» DESCRIPTION OF THE TASK
Each record is to be reproduced verbatim.

» EXERCISE MATERIAL

══════════

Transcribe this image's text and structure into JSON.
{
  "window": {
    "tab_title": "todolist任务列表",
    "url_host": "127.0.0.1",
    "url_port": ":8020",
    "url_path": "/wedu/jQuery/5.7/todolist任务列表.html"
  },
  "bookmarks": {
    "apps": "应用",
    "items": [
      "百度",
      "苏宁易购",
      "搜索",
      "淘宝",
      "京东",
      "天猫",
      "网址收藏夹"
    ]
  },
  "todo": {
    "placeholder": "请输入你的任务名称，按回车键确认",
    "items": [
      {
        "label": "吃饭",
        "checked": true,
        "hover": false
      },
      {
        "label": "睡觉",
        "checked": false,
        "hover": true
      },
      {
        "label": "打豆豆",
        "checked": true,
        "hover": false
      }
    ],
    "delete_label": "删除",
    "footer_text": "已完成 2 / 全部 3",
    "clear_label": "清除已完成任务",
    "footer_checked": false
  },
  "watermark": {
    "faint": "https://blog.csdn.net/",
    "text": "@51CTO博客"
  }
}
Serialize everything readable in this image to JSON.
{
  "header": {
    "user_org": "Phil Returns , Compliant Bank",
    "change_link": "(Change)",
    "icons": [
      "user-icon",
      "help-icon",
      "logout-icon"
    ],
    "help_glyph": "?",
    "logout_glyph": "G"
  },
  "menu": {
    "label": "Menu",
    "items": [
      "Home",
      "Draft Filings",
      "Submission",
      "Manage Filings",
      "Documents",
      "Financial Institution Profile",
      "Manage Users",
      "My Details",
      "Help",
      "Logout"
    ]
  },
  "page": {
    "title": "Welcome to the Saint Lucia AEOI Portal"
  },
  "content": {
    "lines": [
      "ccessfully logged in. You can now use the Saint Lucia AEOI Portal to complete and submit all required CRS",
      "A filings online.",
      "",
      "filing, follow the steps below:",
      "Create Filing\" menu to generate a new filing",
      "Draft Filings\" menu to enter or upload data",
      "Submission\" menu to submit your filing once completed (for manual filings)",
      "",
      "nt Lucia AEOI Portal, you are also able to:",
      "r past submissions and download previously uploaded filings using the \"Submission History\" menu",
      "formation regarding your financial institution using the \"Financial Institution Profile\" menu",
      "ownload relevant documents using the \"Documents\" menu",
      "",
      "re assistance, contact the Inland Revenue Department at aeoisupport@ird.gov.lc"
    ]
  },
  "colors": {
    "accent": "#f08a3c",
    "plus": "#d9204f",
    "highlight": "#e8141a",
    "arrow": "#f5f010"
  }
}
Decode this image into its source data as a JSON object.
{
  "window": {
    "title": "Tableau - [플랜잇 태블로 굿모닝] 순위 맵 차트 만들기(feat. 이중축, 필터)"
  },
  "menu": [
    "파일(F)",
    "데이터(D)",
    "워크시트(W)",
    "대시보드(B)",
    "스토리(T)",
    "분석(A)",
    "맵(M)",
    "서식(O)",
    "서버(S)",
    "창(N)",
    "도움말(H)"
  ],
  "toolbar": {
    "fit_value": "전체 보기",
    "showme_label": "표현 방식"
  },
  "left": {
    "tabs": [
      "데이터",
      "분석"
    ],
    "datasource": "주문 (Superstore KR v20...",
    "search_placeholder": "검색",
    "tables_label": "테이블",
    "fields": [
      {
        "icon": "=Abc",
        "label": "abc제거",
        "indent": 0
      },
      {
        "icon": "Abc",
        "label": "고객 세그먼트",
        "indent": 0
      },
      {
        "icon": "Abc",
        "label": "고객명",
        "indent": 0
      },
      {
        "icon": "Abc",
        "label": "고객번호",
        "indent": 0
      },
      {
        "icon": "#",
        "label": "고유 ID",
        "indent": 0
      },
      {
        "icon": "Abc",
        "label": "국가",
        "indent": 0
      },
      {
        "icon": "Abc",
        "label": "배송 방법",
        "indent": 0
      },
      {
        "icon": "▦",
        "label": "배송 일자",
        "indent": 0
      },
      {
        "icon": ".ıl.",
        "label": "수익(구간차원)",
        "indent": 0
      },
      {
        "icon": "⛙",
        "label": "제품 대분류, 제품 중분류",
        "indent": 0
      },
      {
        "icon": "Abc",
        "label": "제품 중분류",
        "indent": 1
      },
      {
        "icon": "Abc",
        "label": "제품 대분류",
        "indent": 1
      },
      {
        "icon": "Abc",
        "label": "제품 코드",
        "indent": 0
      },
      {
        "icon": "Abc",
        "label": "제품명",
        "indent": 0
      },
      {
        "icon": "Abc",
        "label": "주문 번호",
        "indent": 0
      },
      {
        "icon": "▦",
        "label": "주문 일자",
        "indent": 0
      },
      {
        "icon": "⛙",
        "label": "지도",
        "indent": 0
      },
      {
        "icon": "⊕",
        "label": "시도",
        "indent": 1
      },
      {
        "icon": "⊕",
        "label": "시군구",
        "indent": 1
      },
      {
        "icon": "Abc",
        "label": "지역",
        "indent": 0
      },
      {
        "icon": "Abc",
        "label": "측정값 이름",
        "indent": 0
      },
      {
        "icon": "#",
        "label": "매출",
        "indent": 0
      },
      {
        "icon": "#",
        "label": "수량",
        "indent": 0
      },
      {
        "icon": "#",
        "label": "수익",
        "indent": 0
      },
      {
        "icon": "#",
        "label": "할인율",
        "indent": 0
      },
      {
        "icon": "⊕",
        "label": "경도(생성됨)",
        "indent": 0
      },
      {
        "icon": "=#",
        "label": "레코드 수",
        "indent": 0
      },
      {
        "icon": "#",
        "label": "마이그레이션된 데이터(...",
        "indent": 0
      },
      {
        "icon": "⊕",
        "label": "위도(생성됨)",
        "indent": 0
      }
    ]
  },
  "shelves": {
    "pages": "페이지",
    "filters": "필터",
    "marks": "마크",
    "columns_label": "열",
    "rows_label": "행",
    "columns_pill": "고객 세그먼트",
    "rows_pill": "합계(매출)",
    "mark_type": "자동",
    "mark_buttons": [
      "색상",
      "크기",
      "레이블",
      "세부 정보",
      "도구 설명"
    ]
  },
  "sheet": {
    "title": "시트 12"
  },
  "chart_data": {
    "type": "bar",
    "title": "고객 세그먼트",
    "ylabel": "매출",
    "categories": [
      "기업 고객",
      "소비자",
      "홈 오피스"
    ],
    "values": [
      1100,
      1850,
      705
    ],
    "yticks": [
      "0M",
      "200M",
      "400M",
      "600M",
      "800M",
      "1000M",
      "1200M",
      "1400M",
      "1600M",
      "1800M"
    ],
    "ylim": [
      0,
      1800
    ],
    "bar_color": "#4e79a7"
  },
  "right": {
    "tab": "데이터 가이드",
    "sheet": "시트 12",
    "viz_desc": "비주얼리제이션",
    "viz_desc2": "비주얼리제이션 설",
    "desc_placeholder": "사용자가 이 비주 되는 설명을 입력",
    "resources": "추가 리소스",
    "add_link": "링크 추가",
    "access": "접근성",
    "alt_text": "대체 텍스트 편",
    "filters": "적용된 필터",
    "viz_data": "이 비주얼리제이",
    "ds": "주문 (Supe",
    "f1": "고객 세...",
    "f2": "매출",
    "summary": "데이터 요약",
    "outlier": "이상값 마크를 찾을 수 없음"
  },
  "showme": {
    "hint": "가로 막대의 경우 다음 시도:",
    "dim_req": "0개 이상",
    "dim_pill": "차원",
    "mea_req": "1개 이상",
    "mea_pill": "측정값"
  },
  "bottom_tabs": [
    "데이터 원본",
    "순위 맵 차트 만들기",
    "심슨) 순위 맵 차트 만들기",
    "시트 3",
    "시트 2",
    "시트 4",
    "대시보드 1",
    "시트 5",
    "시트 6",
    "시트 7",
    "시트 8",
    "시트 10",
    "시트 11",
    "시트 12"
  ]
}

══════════

» EXERCISE RESPONSE
Transcribe this image's text and structure into JSON.
{
  "window": {
    "tab_title": "todolist任务列表",
    "url_host": "127.0.0.1",
    "url_port": ":8020",
    "url_path": "/wedu/jQuery/5.7/todolist任务列表.html"
  },
  "bookmarks": {
    "apps": "应用",
    "items": [
      "百度",
      "苏宁易购",
      "搜索",
      "淘宝",
      "京东",
      "天猫",
      "网址收藏夹"
    ]
  },
  "todo": {
    "placeholder": "请输入你的任务名称，按回车键确认",
    "items": [
      {
        "label": "吃饭",
        "checked": true,
        "hover": false
      },
      {
        "label": "睡觉",
        "checked": false,
        "hover": true
      },
      {
        "label": "打豆豆",
        "checked": true,
        "hover": false
      }
    ],
    "delete_label": "删除",
    "footer_text": "已完成 2 / 全部 3",
    "clear_label": "清除已完成任务",
    "footer_checked": false
  },
  "watermark": {
    "faint": "https://blog.csdn.net/",
    "text": "@51CTO博客"
  }
}
Serialize everything readable in this image to JSON.
{
  "header": {
    "user_org": "Phil Returns , Compliant Bank",
    "change_link": "(Change)",
    "icons": [
      "user-icon",
      "help-icon",
      "logout-icon"
    ],
    "help_glyph": "?",
    "logout_glyph": "G"
  },
  "menu": {
    "label": "Menu",
    "items": [
      "Home",
      "Draft Filings",
      "Submission",
      "Manage Filings",
      "Documents",
      "Financial Institution Profile",
      "Manage Users",
      "My Details",
      "Help",
      "Logout"
    ]
  },
  "page": {
    "title": "Welcome to the Saint Lucia AEOI Portal"
  },
  "content": {
    "lines": [
      "ccessfully logged in. You can now use the Saint Lucia AEOI Portal to complete and submit all required CRS",
      "A filings online.",
      "",
      "filing, follow the steps below:",
      "Create Filing\" menu to generate a new filing",
      "Draft Filings\" menu to enter or upload data",
      "Submission\" menu to submit your filing once completed (for manual filings)",
      "",
      "nt Lucia AEOI Portal, you are also able to:",
      "r past submissions and download previously uploaded filings using the \"Submission History\" menu",
      "formation regarding your financial institution using the \"Financial Institution Profile\" menu",
      "ownload relevant documents using the \"Documents\" menu",
      "",
      "re assistance, contact the Inland Revenue Department at aeoisupport@ird.gov.lc"
    ]
  },
  "colors": {
    "accent": "#f08a3c",
    "plus": "#d9204f",
    "highlight": "#e8141a",
    "arrow": "#f5f010"
  }
}
Decode this image into its source data as a JSON object.
{
  "window": {
    "title": "Tableau - [플랜잇 태블로 굿모닝] 순위 맵 차트 만들기(feat. 이중축, 필터)"
  },
  "menu": [
    "파일(F)",
    "데이터(D)",
    "워크시트(W)",
    "대시보드(B)",
    "스토리(T)",
    "분석(A)",
    "맵(M)",
    "서식(O)",
    "서버(S)",
    "창(N)",
    "도움말(H)"
  ],
  "toolbar": {
    "fit_value": "전체 보기",
    "showme_label": "표현 방식"
  },
  "left": {
    "tabs": [
      "데이터",
      "분석"
    ],
    "datasource": "주문 (Superstore KR v20...",
    "search_placeholder": "검색",
    "tables_label": "테이블",
    "fields": [
      {
        "icon": "=Abc",
        "label": "abc제거",
        "indent": 0
      },
      {
        "icon": "Abc",
        "label": "고객 세그먼트",
        "indent": 0
      },
      {
        "icon": "Abc",
        "label": "고객명",
        "indent": 0
      },
      {
        "icon": "Abc",
        "label": "고객번호",
        "indent": 0
      },
      {
        "icon": "#",
        "label": "고유 ID",
        "indent": 0
      },
      {
        "icon": "Abc",
        "label": "국가",
        "indent": 0
      },
      {
        "icon": "Abc",
        "label": "배송 방법",
        "indent": 0
      },
      {
        "icon": "▦",
        "label": "배송 일자",
        "indent": 0
      },
      {
        "icon": ".ıl.",
        "label": "수익(구간차원)",
        "indent": 0
      },
      {
        "icon": "⛙",
        "label": "제품 대분류, 제품 중분류",
        "indent": 0
      },
      {
        "icon": "Abc",
        "label": "제품 중분류",
        "indent": 1
      },
      {
        "icon": "Abc",
        "label": "제품 대분류",
        "indent": 1
      },
      {
        "icon": "Abc",
        "label": "제품 코드",
        "indent": 0
      },
      {
        "icon": "Abc",
        "label": "제품명",
        "indent": 0
      },
      {
        "icon": "Abc",
        "label": "주문 번호",
        "indent": 0
      },
      {
        "icon": "▦",
        "label": "주문 일자",
        "indent": 0
      },
      {
        "icon": "⛙",
        "label": "지도",
        "indent": 0
      },
      {
        "icon": "⊕",
        "label": "시도",
        "indent": 1
      },
      {
        "icon": "⊕",
        "label": "시군구",
        "indent": 1
      },
      {
        "icon": "Abc",
        "label": "지역",
        "indent": 0
      },
      {
        "icon": "Abc",
        "label": "측정값 이름",
        "indent": 0
      },
      {
        "icon": "#",
        "label": "매출",
        "indent": 0
      },
      {
        "icon": "#",
        "label": "수량",
        "indent": 0
      },
      {
        "icon": "#",
        "label": "수익",
        "indent": 0
      },
      {
        "icon": "#",
        "label": "할인율",
        "indent": 0
      },
      {
        "icon": "⊕",
        "label": "경도(생성됨)",
        "indent": 0
      },
      {
        "icon": "=#",
        "label": "레코드 수",
        "indent": 0
      },
      {
        "icon": "#",
        "label": "마이그레이션된 데이터(...",
        "indent": 0
      },
      {
        "icon": "⊕",
        "label": "위도(생성됨)",
        "indent": 0
      }
    ]
  },
  "shelves": {
    "pages": "페이지",
    "filters": "필터",
    "marks": "마크",
    "columns_label": "열",
    "rows_label": "행",
    "columns_pill": "고객 세그먼트",
    "rows_pill": "합계(매출)",
    "mark_type": "자동",
    "mark_buttons": [
      "색상",
      "크기",
      "레이블",
      "세부 정보",
      "도구 설명"
    ]
  },
  "sheet": {
    "title": "시트 12"
  },
  "chart_data": {
    "type": "bar",
    "title": "고객 세그먼트",
    "ylabel": "매출",
    "categories": [
      "기업 고객",
      "소비자",
      "홈 오피스"
    ],
    "values": [
      1100,
      1850,
      705
    ],
    "yticks": [
      "0M",
      "200M",
      "400M",
      "600M",
      "800M",
      "1000M",
      "1200M",
      "1400M",
      "1600M",
      "1800M"
    ],
    "ylim": [
      0,
      1800
    ],
    "bar_color": "#4e79a7"
  },
  "right": {
    "tab": "데이터 가이드",
    "sheet": "시트 12",
    "viz_desc": "비주얼리제이션",
    "viz_desc2": "비주얼리제이션 설",
    "desc_placeholder": "사용자가 이 비주 되는 설명을 입력",
    "resources": "추가 리소스",
    "add_link": "링크 추가",
    "access": "접근성",
    "alt_text": "대체 텍스트 편",
    "filters": "적용된 필터",
    "viz_data": "이 비주얼리제이",
    "ds": "주문 (Supe",
    "f1": "고객 세...",
    "f2": "매출",
    "summary": "데이터 요약",
    "outlier": "이상값 마크를 찾을 수 없음"
  },
  "showme": {
    "hint": "가로 막대의 경우 다음 시도:",
    "dim_req": "0개 이상",
    "dim_pill": "차원",
    "mea_req": "1개 이상",
    "mea_pill": "측정값"
  },
  "bottom_tabs": [
    "데이터 원본",
    "순위 맵 차트 만들기",
    "심슨) 순위 맵 차트 만들기",
    "시트 3",
    "시트 2",
    "시트 4",
    "대시보드 1",
    "시트 5",
    "시트 6",
    "시트 7",
    "시트 8",
    "시트 10",
    "시트 11",
    "시트 12"
  ]
}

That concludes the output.